EXERCISE INSTRUCTIONS: Without changing a word, copy every line of the listing below and leave out the images.

[Start of section]

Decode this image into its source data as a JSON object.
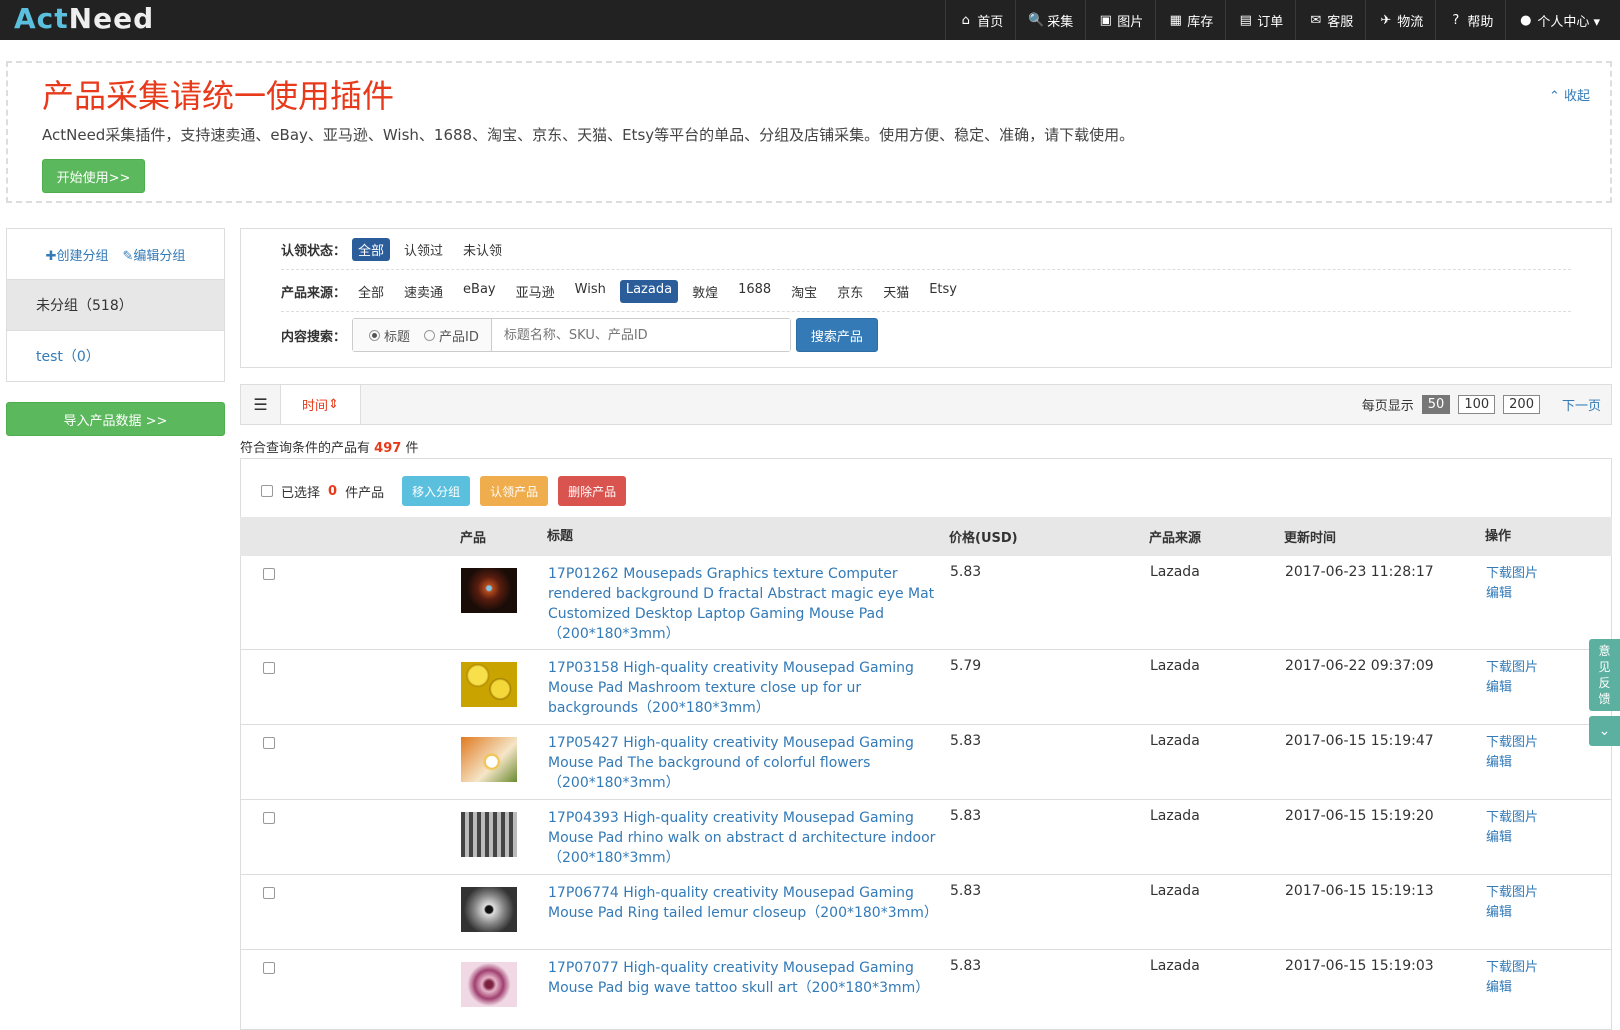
{
  "brand": {
    "part1": "Act",
    "part2": "Need"
  },
  "nav": [
    {
      "icon": "home-icon",
      "glyph": "⌂",
      "label": "首页"
    },
    {
      "icon": "search-icon",
      "glyph": "🔍",
      "label": "采集"
    },
    {
      "icon": "picture-icon",
      "glyph": "▣",
      "label": "图片"
    },
    {
      "icon": "grid-icon",
      "glyph": "▦",
      "label": "库存"
    },
    {
      "icon": "list-icon",
      "glyph": "▤",
      "label": "订单"
    },
    {
      "icon": "mail-icon",
      "glyph": "✉",
      "label": "客服"
    },
    {
      "icon": "plane-icon",
      "glyph": "✈",
      "label": "物流"
    },
    {
      "icon": "help-icon",
      "glyph": "?",
      "label": "帮助"
    },
    {
      "icon": "user-icon",
      "glyph": "●",
      "label": "个人中心 ▾"
    }
  ],
  "banner": {
    "title": "产品采集请统一使用插件",
    "desc": "ActNeed采集插件，支持速卖通、eBay、亚马逊、Wish、1688、淘宝、京东、天猫、Etsy等平台的单品、分组及店铺采集。使用方便、稳定、准确，请下载使用。",
    "start_btn": "开始使用>>",
    "collapse": "收起"
  },
  "groups": {
    "create": "创建分组",
    "edit": "编辑分组",
    "items": [
      {
        "label": "未分组（518）"
      },
      {
        "label": "test（0）"
      }
    ],
    "import_btn": "导入产品数据 >>"
  },
  "filter": {
    "status_label": "认领状态：",
    "status_opts": [
      "全部",
      "认领过",
      "未认领"
    ],
    "source_label": "产品来源：",
    "source_opts": [
      "全部",
      "速卖通",
      "eBay",
      "亚马逊",
      "Wish",
      "Lazada",
      "敦煌",
      "1688",
      "淘宝",
      "京东",
      "天猫",
      "Etsy"
    ],
    "search_label": "内容搜索：",
    "radio_title": "标题",
    "radio_id": "产品ID",
    "placeholder": "标题名称、SKU、产品ID",
    "search_btn": "搜索产品"
  },
  "toolbar": {
    "sort": "时间",
    "per_page_label": "每页显示",
    "per_page": [
      "50",
      "100",
      "200"
    ],
    "next": "下一页"
  },
  "count": {
    "prefix": "符合查询条件的产品有",
    "value": "497",
    "suffix": "件"
  },
  "bulk": {
    "prefix": "已选择",
    "value": "0",
    "suffix": "件产品",
    "move": "移入分组",
    "claim": "认领产品",
    "delete": "删除产品"
  },
  "table": {
    "headers": [
      "产品",
      "标题",
      "价格(USD)",
      "产品来源",
      "更新时间",
      "操作"
    ],
    "rows": [
      {
        "title": "17P01262 Mousepads Graphics texture Computer rendered background D fractal Abstract magic eye Mat Customized Desktop Laptop Gaming Mouse Pad （200*180*3mm）",
        "price": "5.83",
        "source": "Lazada",
        "time": "2017-06-23 11:28:17",
        "thumb": "fractal"
      },
      {
        "title": "17P03158 High-quality creativity Mousepad Gaming Mouse Pad Mashroom texture close up for ur backgrounds（200*180*3mm）",
        "price": "5.79",
        "source": "Lazada",
        "time": "2017-06-22 09:37:09",
        "thumb": "yellow"
      },
      {
        "title": "17P05427 High-quality creativity Mousepad Gaming Mouse Pad The background of colorful flowers （200*180*3mm）",
        "price": "5.83",
        "source": "Lazada",
        "time": "2017-06-15 15:19:47",
        "thumb": "flowers"
      },
      {
        "title": "17P04393 High-quality creativity Mousepad Gaming Mouse Pad rhino walk on abstract d architecture indoor （200*180*3mm）",
        "price": "5.83",
        "source": "Lazada",
        "time": "2017-06-15 15:19:20",
        "thumb": "rhino"
      },
      {
        "title": "17P06774 High-quality creativity Mousepad Gaming Mouse Pad Ring tailed lemur closeup（200*180*3mm）",
        "price": "5.83",
        "source": "Lazada",
        "time": "2017-06-15 15:19:13",
        "thumb": "lemur"
      },
      {
        "title": "17P07077 High-quality creativity Mousepad Gaming Mouse Pad big wave tattoo skull art（200*180*3mm）",
        "price": "5.83",
        "source": "Lazada",
        "time": "2017-06-15 15:19:03",
        "thumb": "tattoo"
      }
    ],
    "op_download": "下载图片",
    "op_edit": "编辑"
  },
  "feedback": {
    "label": [
      "意",
      "见",
      "反",
      "馈"
    ]
  }
}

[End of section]

EXERCISE SOLUTION:
Decode this image into its source data as a JSON object.
{
  "brand": {
    "part1": "Act",
    "part2": "Need"
  },
  "nav": [
    {
      "icon": "home-icon",
      "glyph": "⌂",
      "label": "首页"
    },
    {
      "icon": "search-icon",
      "glyph": "🔍",
      "label": "采集"
    },
    {
      "icon": "picture-icon",
      "glyph": "▣",
      "label": "图片"
    },
    {
      "icon": "grid-icon",
      "glyph": "▦",
      "label": "库存"
    },
    {
      "icon": "list-icon",
      "glyph": "▤",
      "label": "订单"
    },
    {
      "icon": "mail-icon",
      "glyph": "✉",
      "label": "客服"
    },
    {
      "icon": "plane-icon",
      "glyph": "✈",
      "label": "物流"
    },
    {
      "icon": "help-icon",
      "glyph": "?",
      "label": "帮助"
    },
    {
      "icon": "user-icon",
      "glyph": "●",
      "label": "个人中心 ▾"
    }
  ],
  "banner": {
    "title": "产品采集请统一使用插件",
    "desc": "ActNeed采集插件，支持速卖通、eBay、亚马逊、Wish、1688、淘宝、京东、天猫、Etsy等平台的单品、分组及店铺采集。使用方便、稳定、准确，请下载使用。",
    "start_btn": "开始使用>>",
    "collapse": "收起"
  },
  "groups": {
    "create": "创建分组",
    "edit": "编辑分组",
    "items": [
      {
        "label": "未分组（518）"
      },
      {
        "label": "test（0）"
      }
    ],
    "import_btn": "导入产品数据 >>"
  },
  "filter": {
    "status_label": "认领状态：",
    "status_opts": [
      "全部",
      "认领过",
      "未认领"
    ],
    "source_label": "产品来源：",
    "source_opts": [
      "全部",
      "速卖通",
      "eBay",
      "亚马逊",
      "Wish",
      "Lazada",
      "敦煌",
      "1688",
      "淘宝",
      "京东",
      "天猫",
      "Etsy"
    ],
    "search_label": "内容搜索：",
    "radio_title": "标题",
    "radio_id": "产品ID",
    "placeholder": "标题名称、SKU、产品ID",
    "search_btn": "搜索产品"
  },
  "toolbar": {
    "sort": "时间",
    "per_page_label": "每页显示",
    "per_page": [
      "50",
      "100",
      "200"
    ],
    "next": "下一页"
  },
  "count": {
    "prefix": "符合查询条件的产品有",
    "value": "497",
    "suffix": "件"
  },
  "bulk": {
    "prefix": "已选择",
    "value": "0",
    "suffix": "件产品",
    "move": "移入分组",
    "claim": "认领产品",
    "delete": "删除产品"
  },
  "table": {
    "headers": [
      "产品",
      "标题",
      "价格(USD)",
      "产品来源",
      "更新时间",
      "操作"
    ],
    "rows": [
      {
        "title": "17P01262 Mousepads Graphics texture Computer rendered background D fractal Abstract magic eye Mat Customized Desktop Laptop Gaming Mouse Pad （200*180*3mm）",
        "price": "5.83",
        "source": "Lazada",
        "time": "2017-06-23 11:28:17",
        "thumb": "fractal"
      },
      {
        "title": "17P03158 High-quality creativity Mousepad Gaming Mouse Pad Mashroom texture close up for ur backgrounds（200*180*3mm）",
        "price": "5.79",
        "source": "Lazada",
        "time": "2017-06-22 09:37:09",
        "thumb": "yellow"
      },
      {
        "title": "17P05427 High-quality creativity Mousepad Gaming Mouse Pad The background of colorful flowers （200*180*3mm）",
        "price": "5.83",
        "source": "Lazada",
        "time": "2017-06-15 15:19:47",
        "thumb": "flowers"
      },
      {
        "title": "17P04393 High-quality creativity Mousepad Gaming Mouse Pad rhino walk on abstract d architecture indoor （200*180*3mm）",
        "price": "5.83",
        "source": "Lazada",
        "time": "2017-06-15 15:19:20",
        "thumb": "rhino"
      },
      {
        "title": "17P06774 High-quality creativity Mousepad Gaming Mouse Pad Ring tailed lemur closeup（200*180*3mm）",
        "price": "5.83",
        "source": "Lazada",
        "time": "2017-06-15 15:19:13",
        "thumb": "lemur"
      },
      {
        "title": "17P07077 High-quality creativity Mousepad Gaming Mouse Pad big wave tattoo skull art（200*180*3mm）",
        "price": "5.83",
        "source": "Lazada",
        "time": "2017-06-15 15:19:03",
        "thumb": "tattoo"
      }
    ],
    "op_download": "下载图片",
    "op_edit": "编辑"
  },
  "feedback": {
    "label": [
      "意",
      "见",
      "反",
      "馈"
    ]
  }
}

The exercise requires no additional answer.